→ **WHAT THIS TASK INVOLVES**
Repeat all entries below exactly as shown.

(RAW DATA begins)

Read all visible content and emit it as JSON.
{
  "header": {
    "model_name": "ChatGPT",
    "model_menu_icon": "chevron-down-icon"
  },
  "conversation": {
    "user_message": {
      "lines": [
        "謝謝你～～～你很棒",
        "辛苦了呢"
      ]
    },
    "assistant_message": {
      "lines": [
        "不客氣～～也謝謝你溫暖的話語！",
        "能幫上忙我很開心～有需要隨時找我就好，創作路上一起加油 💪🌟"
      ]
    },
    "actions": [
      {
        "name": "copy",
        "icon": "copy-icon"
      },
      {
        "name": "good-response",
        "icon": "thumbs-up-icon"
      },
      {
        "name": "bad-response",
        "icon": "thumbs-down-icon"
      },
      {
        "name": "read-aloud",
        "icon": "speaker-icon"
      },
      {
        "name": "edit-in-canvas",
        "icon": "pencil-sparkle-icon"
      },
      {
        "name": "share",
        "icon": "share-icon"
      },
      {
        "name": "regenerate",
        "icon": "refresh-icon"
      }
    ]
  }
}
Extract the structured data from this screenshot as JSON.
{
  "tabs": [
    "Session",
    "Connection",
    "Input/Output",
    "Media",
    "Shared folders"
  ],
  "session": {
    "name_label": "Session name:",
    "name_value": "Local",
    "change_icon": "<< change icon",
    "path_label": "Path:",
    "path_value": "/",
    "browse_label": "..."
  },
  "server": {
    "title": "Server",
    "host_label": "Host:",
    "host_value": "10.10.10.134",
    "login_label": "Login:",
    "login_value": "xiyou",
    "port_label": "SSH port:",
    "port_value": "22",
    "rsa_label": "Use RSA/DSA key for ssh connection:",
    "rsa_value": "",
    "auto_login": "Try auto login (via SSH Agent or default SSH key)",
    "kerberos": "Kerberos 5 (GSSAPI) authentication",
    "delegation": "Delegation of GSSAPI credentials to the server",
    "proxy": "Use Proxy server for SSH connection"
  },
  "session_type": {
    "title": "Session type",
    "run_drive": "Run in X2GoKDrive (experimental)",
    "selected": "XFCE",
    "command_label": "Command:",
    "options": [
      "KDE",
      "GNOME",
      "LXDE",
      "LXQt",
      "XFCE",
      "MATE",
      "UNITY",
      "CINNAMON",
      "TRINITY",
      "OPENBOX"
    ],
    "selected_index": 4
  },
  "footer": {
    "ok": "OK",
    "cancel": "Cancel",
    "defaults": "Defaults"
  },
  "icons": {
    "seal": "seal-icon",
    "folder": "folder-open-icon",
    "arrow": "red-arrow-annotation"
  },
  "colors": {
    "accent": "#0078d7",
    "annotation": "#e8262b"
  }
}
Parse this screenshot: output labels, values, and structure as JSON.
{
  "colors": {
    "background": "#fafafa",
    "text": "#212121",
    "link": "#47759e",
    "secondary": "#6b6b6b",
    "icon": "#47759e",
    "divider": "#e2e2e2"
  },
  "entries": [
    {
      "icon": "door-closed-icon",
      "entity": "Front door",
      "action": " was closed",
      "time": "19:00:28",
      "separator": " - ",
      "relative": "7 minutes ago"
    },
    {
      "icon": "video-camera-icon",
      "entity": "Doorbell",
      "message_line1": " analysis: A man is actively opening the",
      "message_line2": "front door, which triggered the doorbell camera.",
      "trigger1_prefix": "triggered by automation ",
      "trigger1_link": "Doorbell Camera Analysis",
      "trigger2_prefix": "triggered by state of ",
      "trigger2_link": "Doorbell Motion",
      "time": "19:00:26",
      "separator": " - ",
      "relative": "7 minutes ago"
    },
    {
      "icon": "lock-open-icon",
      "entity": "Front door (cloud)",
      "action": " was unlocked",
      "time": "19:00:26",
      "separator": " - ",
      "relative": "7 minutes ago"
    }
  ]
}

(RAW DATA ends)

→ **RESULT FOR THIS TASK**
Read all visible content and emit it as JSON.
{
  "header": {
    "model_name": "ChatGPT",
    "model_menu_icon": "chevron-down-icon"
  },
  "conversation": {
    "user_message": {
      "lines": [
        "謝謝你～～～你很棒",
        "辛苦了呢"
      ]
    },
    "assistant_message": {
      "lines": [
        "不客氣～～也謝謝你溫暖的話語！",
        "能幫上忙我很開心～有需要隨時找我就好，創作路上一起加油 💪🌟"
      ]
    },
    "actions": [
      {
        "name": "copy",
        "icon": "copy-icon"
      },
      {
        "name": "good-response",
        "icon": "thumbs-up-icon"
      },
      {
        "name": "bad-response",
        "icon": "thumbs-down-icon"
      },
      {
        "name": "read-aloud",
        "icon": "speaker-icon"
      },
      {
        "name": "edit-in-canvas",
        "icon": "pencil-sparkle-icon"
      },
      {
        "name": "share",
        "icon": "share-icon"
      },
      {
        "name": "regenerate",
        "icon": "refresh-icon"
      }
    ]
  }
}
Extract the structured data from this screenshot as JSON.
{
  "tabs": [
    "Session",
    "Connection",
    "Input/Output",
    "Media",
    "Shared folders"
  ],
  "session": {
    "name_label": "Session name:",
    "name_value": "Local",
    "change_icon": "<< change icon",
    "path_label": "Path:",
    "path_value": "/",
    "browse_label": "..."
  },
  "server": {
    "title": "Server",
    "host_label": "Host:",
    "host_value": "10.10.10.134",
    "login_label": "Login:",
    "login_value": "xiyou",
    "port_label": "SSH port:",
    "port_value": "22",
    "rsa_label": "Use RSA/DSA key for ssh connection:",
    "rsa_value": "",
    "auto_login": "Try auto login (via SSH Agent or default SSH key)",
    "kerberos": "Kerberos 5 (GSSAPI) authentication",
    "delegation": "Delegation of GSSAPI credentials to the server",
    "proxy": "Use Proxy server for SSH connection"
  },
  "session_type": {
    "title": "Session type",
    "run_drive": "Run in X2GoKDrive (experimental)",
    "selected": "XFCE",
    "command_label": "Command:",
    "options": [
      "KDE",
      "GNOME",
      "LXDE",
      "LXQt",
      "XFCE",
      "MATE",
      "UNITY",
      "CINNAMON",
      "TRINITY",
      "OPENBOX"
    ],
    "selected_index": 4
  },
  "footer": {
    "ok": "OK",
    "cancel": "Cancel",
    "defaults": "Defaults"
  },
  "icons": {
    "seal": "seal-icon",
    "folder": "folder-open-icon",
    "arrow": "red-arrow-annotation"
  },
  "colors": {
    "accent": "#0078d7",
    "annotation": "#e8262b"
  }
}
Parse this screenshot: output labels, values, and structure as JSON.
{
  "colors": {
    "background": "#fafafa",
    "text": "#212121",
    "link": "#47759e",
    "secondary": "#6b6b6b",
    "icon": "#47759e",
    "divider": "#e2e2e2"
  },
  "entries": [
    {
      "icon": "door-closed-icon",
      "entity": "Front door",
      "action": " was closed",
      "time": "19:00:28",
      "separator": " - ",
      "relative": "7 minutes ago"
    },
    {
      "icon": "video-camera-icon",
      "entity": "Doorbell",
      "message_line1": " analysis: A man is actively opening the",
      "message_line2": "front door, which triggered the doorbell camera.",
      "trigger1_prefix": "triggered by automation ",
      "trigger1_link": "Doorbell Camera Analysis",
      "trigger2_prefix": "triggered by state of ",
      "trigger2_link": "Doorbell Motion",
      "time": "19:00:26",
      "separator": " - ",
      "relative": "7 minutes ago"
    },
    {
      "icon": "lock-open-icon",
      "entity": "Front door (cloud)",
      "action": " was unlocked",
      "time": "19:00:26",
      "separator": " - ",
      "relative": "7 minutes ago"
    }
  ]
}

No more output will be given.